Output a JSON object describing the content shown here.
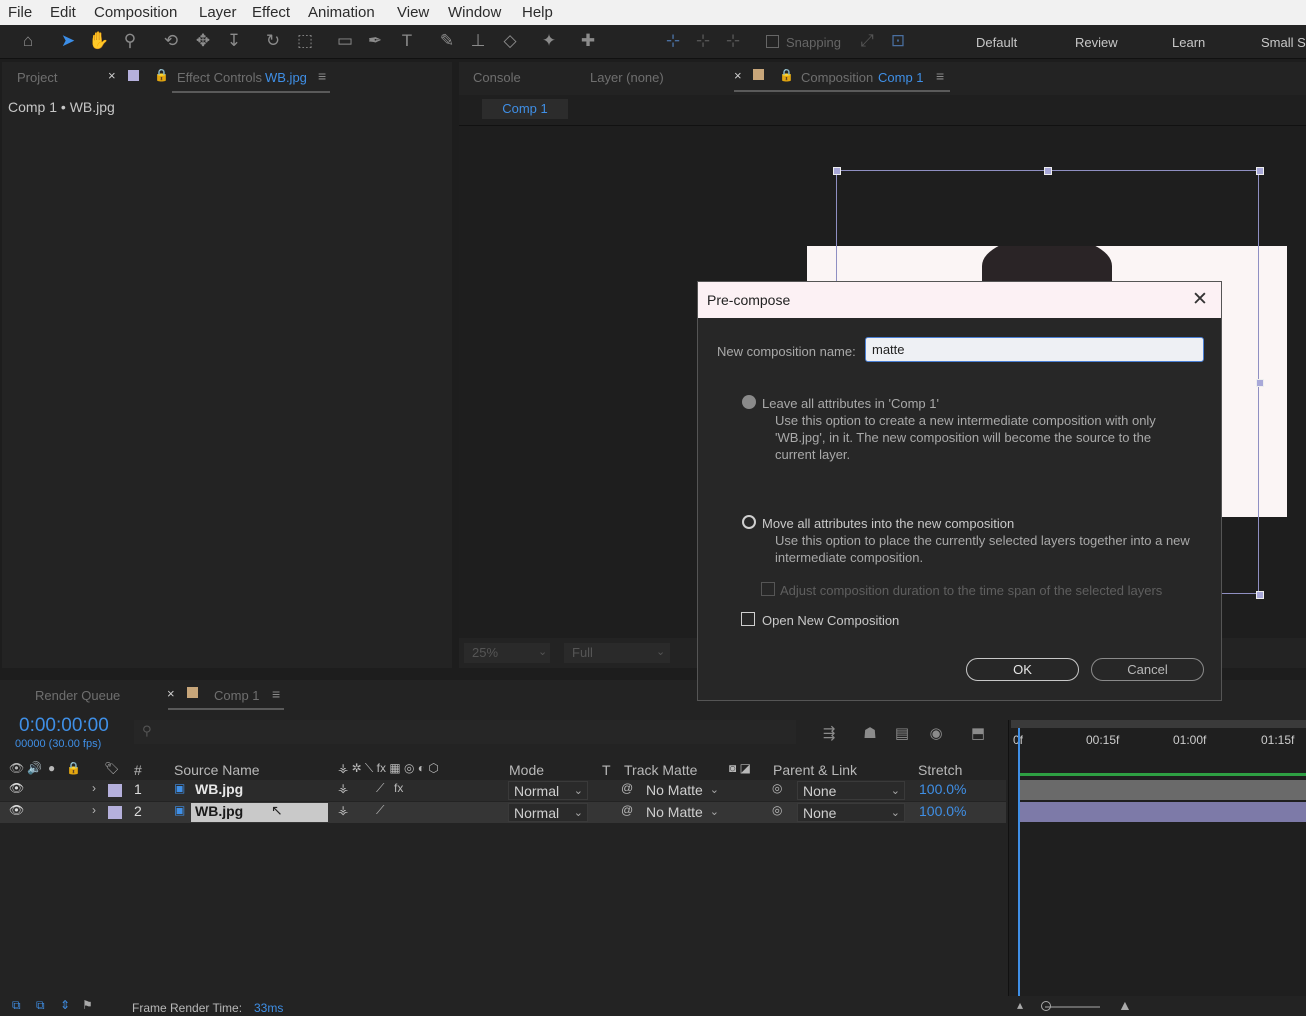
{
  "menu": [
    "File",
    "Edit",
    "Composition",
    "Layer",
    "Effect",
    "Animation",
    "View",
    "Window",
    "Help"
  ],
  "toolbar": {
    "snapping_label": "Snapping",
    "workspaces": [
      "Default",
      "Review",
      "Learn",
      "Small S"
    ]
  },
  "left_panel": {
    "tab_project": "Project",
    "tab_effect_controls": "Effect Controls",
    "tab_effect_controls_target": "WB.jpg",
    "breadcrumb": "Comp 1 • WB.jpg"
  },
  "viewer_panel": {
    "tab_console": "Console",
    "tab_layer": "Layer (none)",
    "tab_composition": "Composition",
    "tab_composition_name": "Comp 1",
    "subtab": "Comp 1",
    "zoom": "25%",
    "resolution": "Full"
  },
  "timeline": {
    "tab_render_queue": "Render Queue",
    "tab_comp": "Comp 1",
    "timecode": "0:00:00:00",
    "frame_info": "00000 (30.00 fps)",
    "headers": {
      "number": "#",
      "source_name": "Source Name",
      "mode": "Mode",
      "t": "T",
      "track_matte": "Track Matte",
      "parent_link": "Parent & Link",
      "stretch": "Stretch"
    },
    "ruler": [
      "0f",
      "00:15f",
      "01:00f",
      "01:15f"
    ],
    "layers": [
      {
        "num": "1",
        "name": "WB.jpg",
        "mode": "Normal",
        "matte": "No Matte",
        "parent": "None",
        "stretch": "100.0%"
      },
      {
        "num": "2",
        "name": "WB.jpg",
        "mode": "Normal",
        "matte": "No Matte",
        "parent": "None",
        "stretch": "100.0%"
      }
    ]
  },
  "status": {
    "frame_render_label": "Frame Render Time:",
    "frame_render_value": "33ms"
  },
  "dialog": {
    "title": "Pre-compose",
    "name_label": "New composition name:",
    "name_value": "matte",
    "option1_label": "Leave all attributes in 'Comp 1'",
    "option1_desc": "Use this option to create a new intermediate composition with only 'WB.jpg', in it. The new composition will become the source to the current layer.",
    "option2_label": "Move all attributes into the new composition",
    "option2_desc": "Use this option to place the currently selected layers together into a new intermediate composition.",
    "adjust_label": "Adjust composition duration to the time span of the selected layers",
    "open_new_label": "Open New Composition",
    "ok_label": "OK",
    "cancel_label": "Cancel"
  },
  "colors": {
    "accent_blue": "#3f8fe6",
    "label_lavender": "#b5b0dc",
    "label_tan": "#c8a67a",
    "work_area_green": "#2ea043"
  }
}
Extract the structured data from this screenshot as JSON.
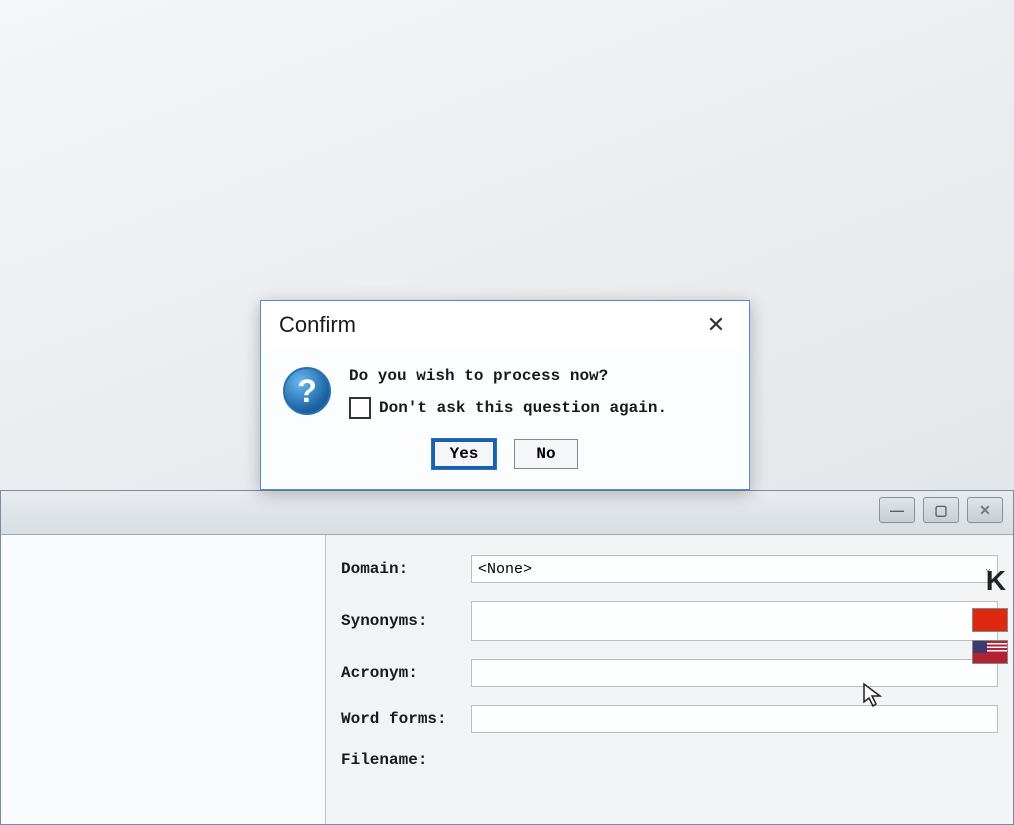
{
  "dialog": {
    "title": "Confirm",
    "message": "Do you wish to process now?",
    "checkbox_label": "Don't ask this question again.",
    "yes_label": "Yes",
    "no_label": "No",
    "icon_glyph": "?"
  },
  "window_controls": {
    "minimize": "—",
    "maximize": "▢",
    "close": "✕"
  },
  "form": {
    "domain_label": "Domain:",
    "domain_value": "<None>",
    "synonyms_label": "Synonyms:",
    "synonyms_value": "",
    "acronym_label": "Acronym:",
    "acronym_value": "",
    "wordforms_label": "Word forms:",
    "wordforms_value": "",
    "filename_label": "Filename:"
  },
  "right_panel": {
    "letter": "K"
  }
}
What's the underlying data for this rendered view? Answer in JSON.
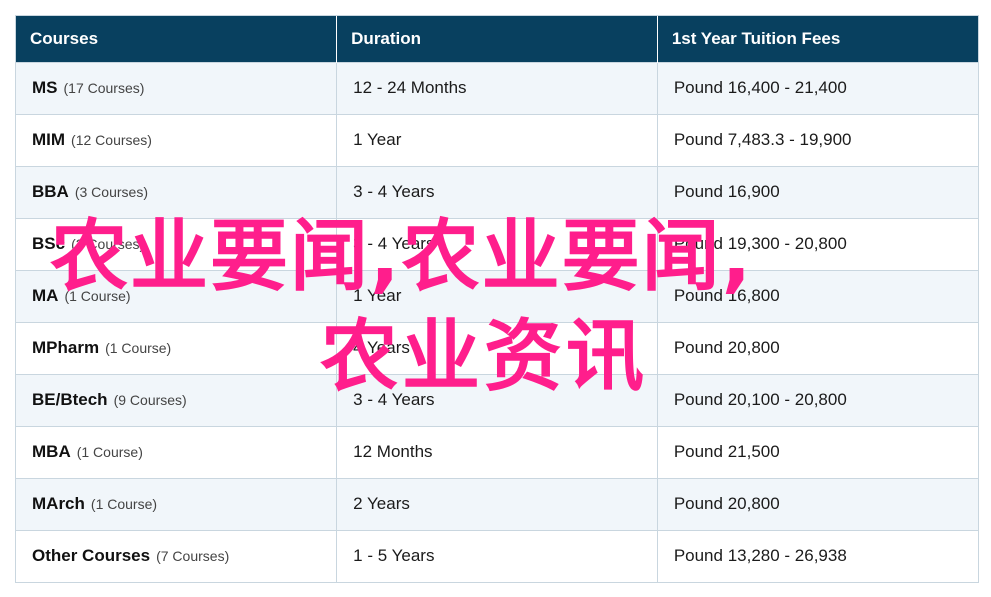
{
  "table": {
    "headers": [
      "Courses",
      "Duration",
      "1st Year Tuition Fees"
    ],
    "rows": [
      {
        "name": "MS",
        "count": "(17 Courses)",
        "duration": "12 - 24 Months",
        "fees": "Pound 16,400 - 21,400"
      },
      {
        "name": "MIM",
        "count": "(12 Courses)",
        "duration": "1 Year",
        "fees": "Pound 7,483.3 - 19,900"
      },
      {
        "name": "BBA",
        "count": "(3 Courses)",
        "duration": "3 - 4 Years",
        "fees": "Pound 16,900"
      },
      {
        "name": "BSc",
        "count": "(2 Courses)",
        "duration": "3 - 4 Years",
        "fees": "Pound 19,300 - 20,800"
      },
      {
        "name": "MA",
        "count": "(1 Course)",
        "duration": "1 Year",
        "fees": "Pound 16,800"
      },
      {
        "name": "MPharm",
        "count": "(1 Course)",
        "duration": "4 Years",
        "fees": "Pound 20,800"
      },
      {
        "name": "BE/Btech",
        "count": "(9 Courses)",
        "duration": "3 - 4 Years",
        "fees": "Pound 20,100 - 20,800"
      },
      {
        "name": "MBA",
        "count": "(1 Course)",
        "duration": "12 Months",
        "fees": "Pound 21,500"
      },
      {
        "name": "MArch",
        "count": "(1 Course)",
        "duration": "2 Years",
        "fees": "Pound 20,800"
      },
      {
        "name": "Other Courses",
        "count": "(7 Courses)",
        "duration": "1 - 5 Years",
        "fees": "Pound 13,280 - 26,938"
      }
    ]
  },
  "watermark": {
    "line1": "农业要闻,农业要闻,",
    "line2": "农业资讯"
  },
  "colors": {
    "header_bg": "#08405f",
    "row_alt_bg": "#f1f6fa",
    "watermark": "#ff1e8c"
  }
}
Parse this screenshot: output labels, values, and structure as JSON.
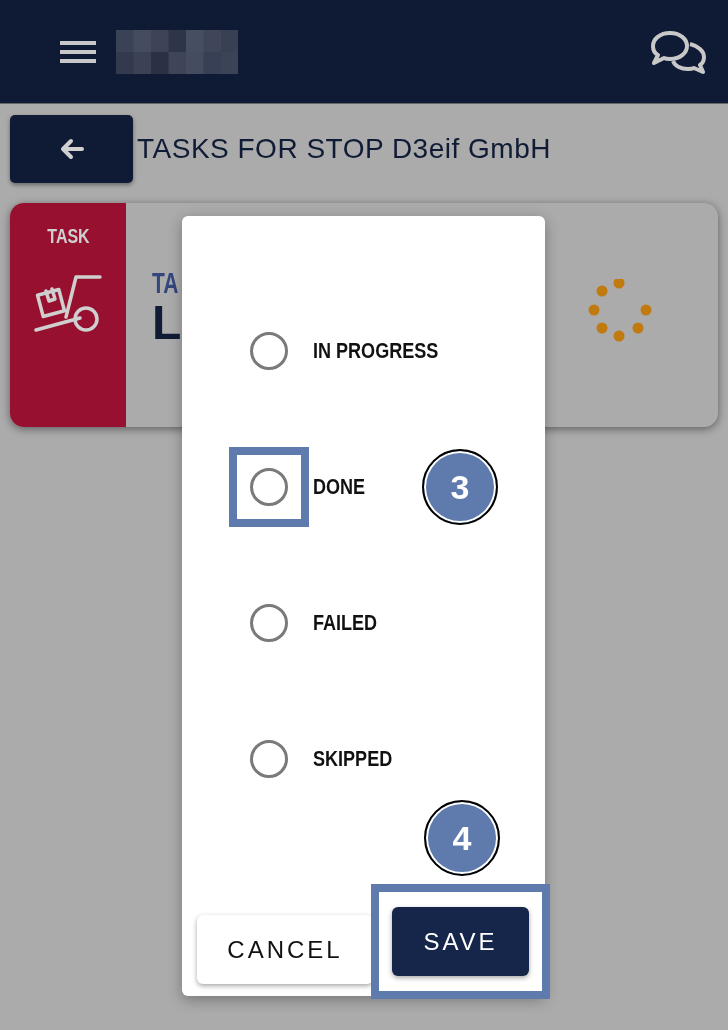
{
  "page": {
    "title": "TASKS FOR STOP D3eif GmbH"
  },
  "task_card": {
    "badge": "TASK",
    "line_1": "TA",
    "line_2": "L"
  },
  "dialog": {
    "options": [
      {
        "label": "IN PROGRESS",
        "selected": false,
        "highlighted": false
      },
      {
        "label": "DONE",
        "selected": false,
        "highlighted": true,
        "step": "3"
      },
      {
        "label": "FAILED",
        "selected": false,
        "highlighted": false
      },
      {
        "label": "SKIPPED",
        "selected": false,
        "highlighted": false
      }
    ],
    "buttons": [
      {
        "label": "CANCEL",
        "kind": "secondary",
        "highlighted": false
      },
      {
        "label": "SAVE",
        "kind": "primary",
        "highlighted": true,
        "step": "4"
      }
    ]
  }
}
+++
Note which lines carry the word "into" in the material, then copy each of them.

Written answer
    "option2_label": "Move all attributes into the new composition",
    "option2_desc": "Use this option to place the currently selected layers together into a new intermediate composition.",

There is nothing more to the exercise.